___ Entries provided ___

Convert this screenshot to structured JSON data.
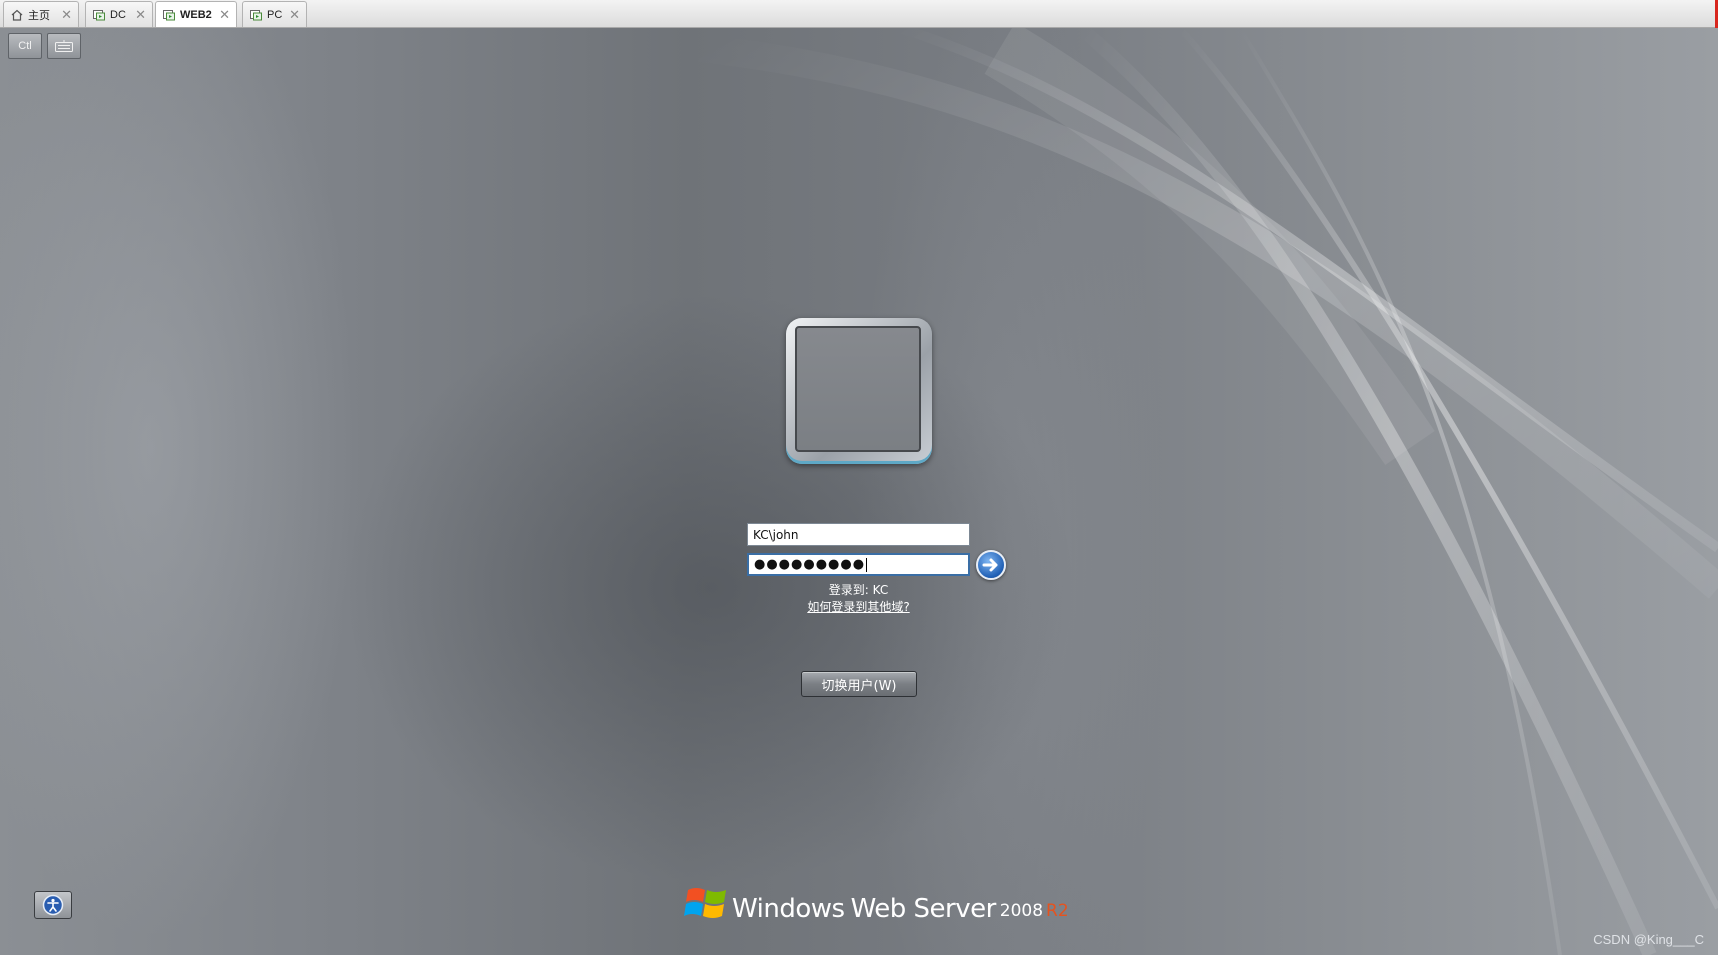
{
  "tabs": [
    {
      "label": "主页",
      "icon": "home-icon",
      "active": false
    },
    {
      "label": "DC",
      "icon": "vm-icon",
      "active": false
    },
    {
      "label": "WEB2",
      "icon": "vm-icon",
      "active": true
    },
    {
      "label": "PC",
      "icon": "vm-icon",
      "active": false
    }
  ],
  "toolbar": {
    "ctrl_alt_del_label": "Ctl",
    "keyboard_icon": "keyboard-icon"
  },
  "login": {
    "username_value": "KC\\john",
    "password_value": "●●●●●●●●●",
    "login_to": "登录到: KC",
    "other_domain_link": "如何登录到其他域?",
    "switch_user_label": "切换用户(W)",
    "submit_icon": "arrow-right-icon"
  },
  "branding": {
    "windows": "Windows",
    "product": "Web Server",
    "year": "2008",
    "edition": "R2"
  },
  "watermark": "CSDN @King___C",
  "colors": {
    "edition_accent": "#e5531f",
    "submit_blue": "#1f5fb5",
    "tab_close_marker": "#d7261e"
  }
}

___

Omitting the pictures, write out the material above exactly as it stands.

■ Result ■
Convert this screenshot to structured JSON data.
{
  "tabs": [
    {
      "label": "主页",
      "icon": "home-icon",
      "active": false
    },
    {
      "label": "DC",
      "icon": "vm-icon",
      "active": false
    },
    {
      "label": "WEB2",
      "icon": "vm-icon",
      "active": true
    },
    {
      "label": "PC",
      "icon": "vm-icon",
      "active": false
    }
  ],
  "toolbar": {
    "ctrl_alt_del_label": "Ctl",
    "keyboard_icon": "keyboard-icon"
  },
  "login": {
    "username_value": "KC\\john",
    "password_value": "●●●●●●●●●",
    "login_to": "登录到: KC",
    "other_domain_link": "如何登录到其他域?",
    "switch_user_label": "切换用户(W)",
    "submit_icon": "arrow-right-icon"
  },
  "branding": {
    "windows": "Windows",
    "product": "Web Server",
    "year": "2008",
    "edition": "R2"
  },
  "watermark": "CSDN @King___C",
  "colors": {
    "edition_accent": "#e5531f",
    "submit_blue": "#1f5fb5",
    "tab_close_marker": "#d7261e"
  }
}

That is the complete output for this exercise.